Reproduction permitted for personal use only. For reprints and reprint permission, contact

Predictive analytics is hard to do; just ask a data scientist

Despite the hype and hopes surrounding the use of predictive analytics, a relatively small number of enterprises consider it a critical element of their business intelligence (BI) strategies today, new research shows.

Only 13% of businesses say they use predictive analytics, ranking it dead last among a group of 10 BI capabilities, well behind spreadsheets (60% of businesses), BI (49%), analytics databases (41%) and custom-built systems (34%).

Worse news for CIOs? Traditional BI teams rank behind both data scientists and business analysts in their ability to deliver predictive analytics, according to a new study from Ventana Research Corp.

"Predictive analytics remain a specialist tool," said David Menninger, former research director at San Ramon, Calif.-based Ventana Research and author of its Business Analytics Benchmark. He presented the study's findings, which were based on a study of 2,600 organizations and the types of analytics they perform, at a recent Mass Technology Leadership Council (MassTLC) seminar, Data Science -- A Practitioner's Perspective.

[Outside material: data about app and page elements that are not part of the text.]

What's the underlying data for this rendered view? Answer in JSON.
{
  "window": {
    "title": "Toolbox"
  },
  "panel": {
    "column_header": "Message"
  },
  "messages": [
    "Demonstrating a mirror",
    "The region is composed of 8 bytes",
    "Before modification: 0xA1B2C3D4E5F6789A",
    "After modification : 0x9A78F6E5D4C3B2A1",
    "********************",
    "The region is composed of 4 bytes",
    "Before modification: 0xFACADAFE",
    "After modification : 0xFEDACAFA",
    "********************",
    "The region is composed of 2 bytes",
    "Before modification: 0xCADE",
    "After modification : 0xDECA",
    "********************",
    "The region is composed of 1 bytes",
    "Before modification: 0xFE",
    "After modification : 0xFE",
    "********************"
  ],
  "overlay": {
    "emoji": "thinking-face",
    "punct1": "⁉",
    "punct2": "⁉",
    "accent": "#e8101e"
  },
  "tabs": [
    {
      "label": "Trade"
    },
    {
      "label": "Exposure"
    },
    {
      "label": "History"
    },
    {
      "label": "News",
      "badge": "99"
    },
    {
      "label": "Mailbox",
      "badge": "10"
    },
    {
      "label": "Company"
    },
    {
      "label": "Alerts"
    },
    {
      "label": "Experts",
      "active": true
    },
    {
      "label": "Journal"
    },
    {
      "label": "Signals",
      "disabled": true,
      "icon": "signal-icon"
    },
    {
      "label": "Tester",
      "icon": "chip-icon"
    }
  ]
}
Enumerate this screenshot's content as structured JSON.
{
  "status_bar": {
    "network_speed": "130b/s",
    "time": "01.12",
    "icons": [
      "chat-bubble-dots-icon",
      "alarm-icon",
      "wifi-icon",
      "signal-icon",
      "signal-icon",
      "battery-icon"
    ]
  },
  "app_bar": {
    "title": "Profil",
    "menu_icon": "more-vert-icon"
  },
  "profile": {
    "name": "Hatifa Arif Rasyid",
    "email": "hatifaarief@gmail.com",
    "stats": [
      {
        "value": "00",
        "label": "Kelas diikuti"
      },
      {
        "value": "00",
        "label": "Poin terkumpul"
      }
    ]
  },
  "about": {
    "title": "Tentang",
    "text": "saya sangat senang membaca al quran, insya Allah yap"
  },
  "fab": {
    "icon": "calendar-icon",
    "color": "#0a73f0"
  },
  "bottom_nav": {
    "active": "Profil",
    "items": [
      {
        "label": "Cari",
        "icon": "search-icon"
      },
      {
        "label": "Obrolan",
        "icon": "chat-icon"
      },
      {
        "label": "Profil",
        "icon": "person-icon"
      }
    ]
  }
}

"I have some theories as to why [analytics] is dead last. Personally, I think it is very hard, and the math involved is beyond the capabilities of many people or their training today," said Menninger, who recently left Ventana to head business development at EMC Corp.'s Greenplum data analytics division.
The study does suggest that the potential payoff of predictive analytics is high. Of the 13% of the study's respondents using predictive analytics capabilities, 80% ranked its capabilities as "important or very important" to their organizations. Not surprisingly, much of the work using predictive analytics homes in on revenue-related activity. Among the top five uses of predictive analytics, forecasting and marketing ranked first (72%), followed by marketing analyses (70%), customer service or support (45%), product recommendations (43%), and fraud detection (34%). Within a year, however, the largest growth area for predictive analytics will be around social network analysis, the study showed.

Read full article>>

-Add Your Comment


Comment Policy: WTN News accepts comments that are on-topic and do not contain advertisements, profanity or personal attacks. Comments represent the views of the individuals who post them and do not necessarily represent the views of WTN Media or our partners, advertisers, or sources. Comments are moderated and are not immediately posted. Your email address will not be posted.

WTN Media cannot accept liability for the content of comments posted here or verify their accuracy. If you believe this comment section is being abused, contact

WTN Media Presents